Running time: 99 minutes
It begins with funeral director Bernie Tiede (Jack Black) teaching a class of mortuary students how to prepare the deceased to look their best, down to arranging the mouth into a pleasing expression using superglue. It’s a nice scene that tells you a lot about Bernie: he’s meticulous, good with people, dead and alive, and willing to affix a pleasant face to the world.
Black’s kinetic eyebrows and stentorian style are reined right back from his last Linklater collaboration, School Of Rock. Bernie is all southern manners and delicacy, right down to his mini moustache and dainty walk. A civic-minded churchgoer, he never has a bad word for anyone, especially a recently bereaved widow. And in his spare time he runs the local drama club, playing the leads in productions like The Music Man. Of course, if you’ve seen the show or The Simpsons, you’ll be well aware that the Music Man was a charismatic showboater who eventually led a town around by the nose; but is Bernie a hard-nosed conman, or a pathological teddy bear?

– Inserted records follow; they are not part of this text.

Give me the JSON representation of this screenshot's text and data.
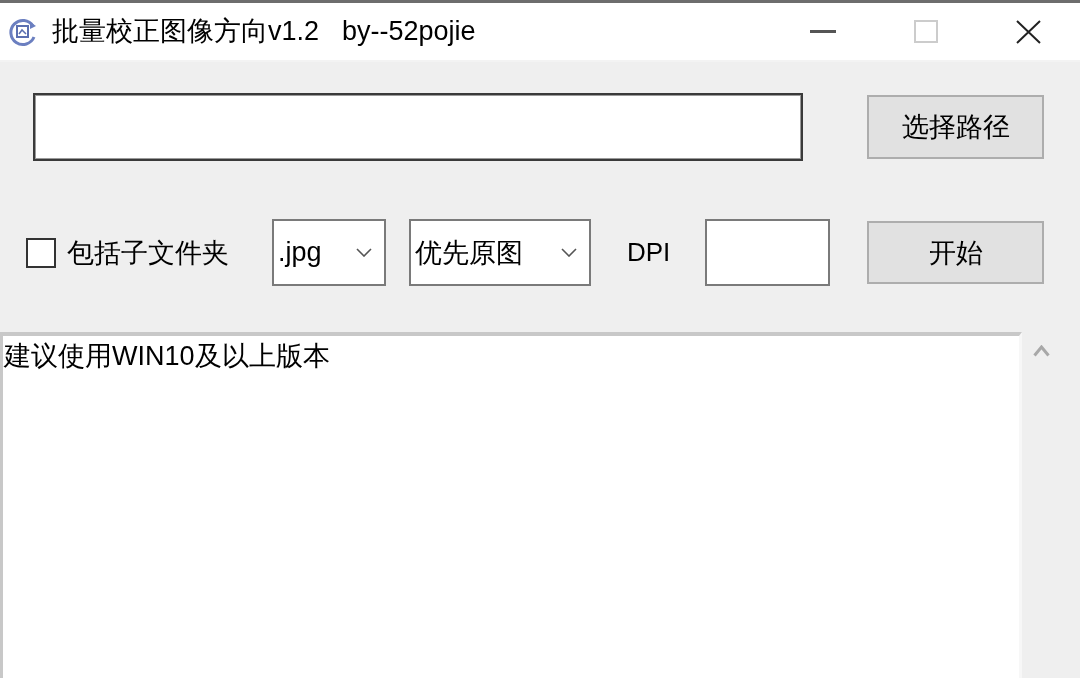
{
  "window": {
    "title": "批量校正图像方向v1.2  by--52pojie",
    "maximize": {
      "disabled": true
    }
  },
  "browse_button": {
    "label": "选择路径"
  },
  "include_subfolders": {
    "label": "包括子文件夹",
    "checked": false
  },
  "format_select": {
    "value": ".jpg"
  },
  "mode_select": {
    "value": "优先原图"
  },
  "dpi": {
    "label": "DPI"
  },
  "start_button": {
    "label": "开始"
  },
  "log": {
    "lines": [
      "建议使用WIN10及以上版本"
    ]
  }
}
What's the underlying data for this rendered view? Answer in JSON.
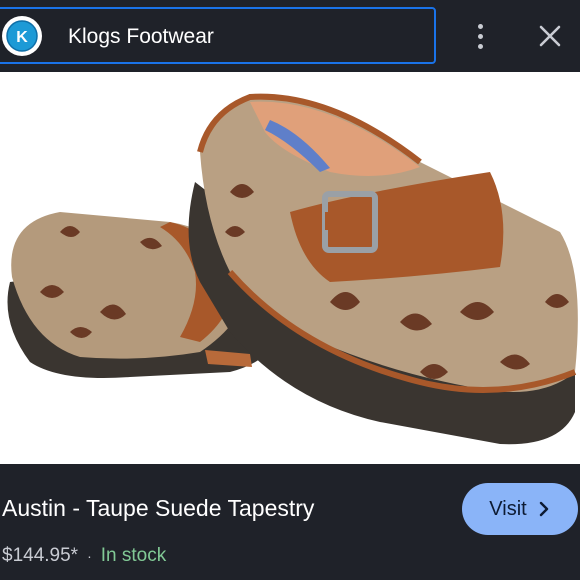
{
  "header": {
    "site_name": "Klogs Footwear",
    "logo_letter": "K",
    "menu_icon": "more-vert-icon",
    "close_icon": "close-icon"
  },
  "product": {
    "title": "Austin - Taupe Suede Tapestry",
    "price": "$144.95*",
    "separator": "·",
    "availability": "In stock",
    "image_alt": "Pair of taupe suede tapestry clogs with brown leather strap and buckle"
  },
  "actions": {
    "visit_label": "Visit",
    "visit_icon": "chevron-right-icon"
  },
  "colors": {
    "background": "#1f2229",
    "accent": "#8ab4f8",
    "in_stock": "#81c995",
    "focus_outline": "#1a73e8"
  }
}
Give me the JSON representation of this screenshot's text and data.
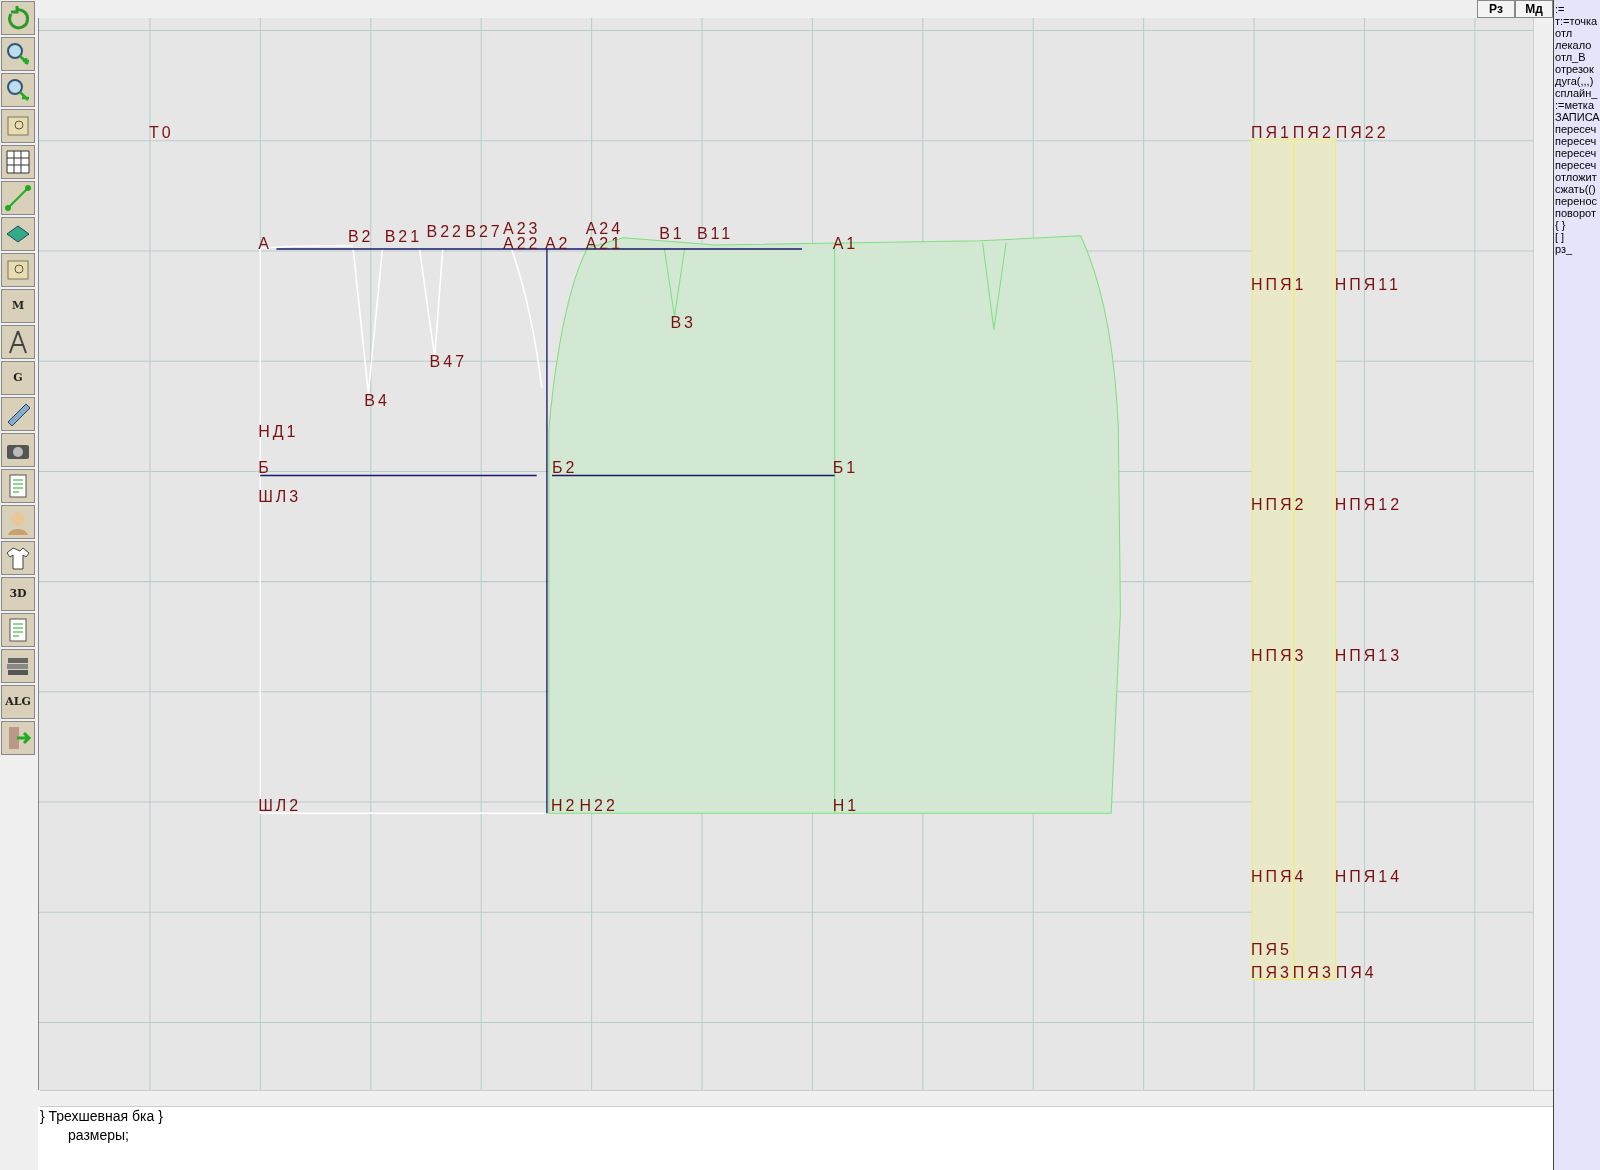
{
  "top_buttons": [
    "Рз",
    "Мд"
  ],
  "toolbar": [
    {
      "kind": "refresh"
    },
    {
      "kind": "zoom-in"
    },
    {
      "kind": "zoom-out"
    },
    {
      "kind": "map"
    },
    {
      "kind": "grid"
    },
    {
      "kind": "line"
    },
    {
      "kind": "layer"
    },
    {
      "kind": "map"
    },
    {
      "kind": "badge",
      "badge": "M"
    },
    {
      "kind": "compass"
    },
    {
      "kind": "badge",
      "badge": "G"
    },
    {
      "kind": "ruler"
    },
    {
      "kind": "camera"
    },
    {
      "kind": "sheet"
    },
    {
      "kind": "person"
    },
    {
      "kind": "shirt"
    },
    {
      "kind": "badge",
      "badge": "3D"
    },
    {
      "kind": "sheet"
    },
    {
      "kind": "books"
    },
    {
      "kind": "badge",
      "badge": "ALG"
    },
    {
      "kind": "exit"
    }
  ],
  "labels": [
    "Т0",
    "А",
    "В2",
    "В21",
    "В22",
    "В27",
    "А23",
    "А22",
    "А2",
    "А24",
    "А21",
    "В1",
    "В11",
    "А1",
    "В3",
    "В47",
    "В4",
    "НД1",
    "Б",
    "Б2",
    "Б1",
    "ШЛ3",
    "ШЛ2",
    "Н2",
    "Н22",
    "Н1",
    "ПЯ1",
    "ПЯ2",
    "ПЯ22",
    "НПЯ1",
    "НПЯ11",
    "НПЯ2",
    "НПЯ12",
    "НПЯ3",
    "НПЯ13",
    "НПЯ4",
    "НПЯ14",
    "ПЯ5",
    "ПЯ3",
    "ПЯ3",
    "ПЯ4"
  ],
  "commands": [
    ":=",
    "т:=точка",
    "отл",
    "лекало",
    "отл_В",
    "отрезок",
    "дуга(,,,)",
    "сплайн_",
    ":=метка",
    "ЗАПИСА",
    "пересеч",
    "пересеч",
    "пересеч",
    "пересеч",
    "отложит",
    "сжать(()",
    "перенос",
    "поворот",
    "{ }",
    "[ ]",
    "рз_"
  ],
  "editor_lines": [
    "} Трехшевная бка }",
    "размеры;"
  ]
}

Wealthy widow Marjorie Nugent (Shirley MacLaine) is the Grinch of East Texas, but even she softens a little when Bernie turns his attention to her after her husband dies. Soon he’s her personal assistant, then a paid companion travelling the world in first-class, and eventually she rewrites her will, making him sole heir. The trade-off is that her demands and sour disposition grind Bernie down. Since MacLaine’s Marjorie never seems to shift gears from battleaxe mode, it’s a relief when she disappears and months before anyone suspects that Bernie may be guilty of murder.
It sounds as if Linklater watched The Ladykillers after a Stilton sandwich, but Bernie is based on a real incident in Carthage, Texas, reported by Skip Hollandsworth, who wrote the script with Linklater and peppers it with Carthage locals, actors and actual residents, who reminisce about the scandal. They rather reinforce the point that when Bernie goes to trial, district attorney Danny Buck Davidson (Matthew McConaughey) has to move the case because he can’t find a jury in Carthage who would doubt Bernie’s decency.
Bernie is Linklater’s first narrative feature since Me And Orson Welles, and like that film it’s a bit too willing to treat us to surface quirk. Why is Bernie so keen on older women when it’s clear he’s discreetly gay? Maybe because he lost both his parents at a young age: but you won’t find that detail here. Neither a terribly dark comedy, nor much of a provocation, what we’re left with is basically a Coen Brothers picture with its teeth pulled.
• On selected release from Friday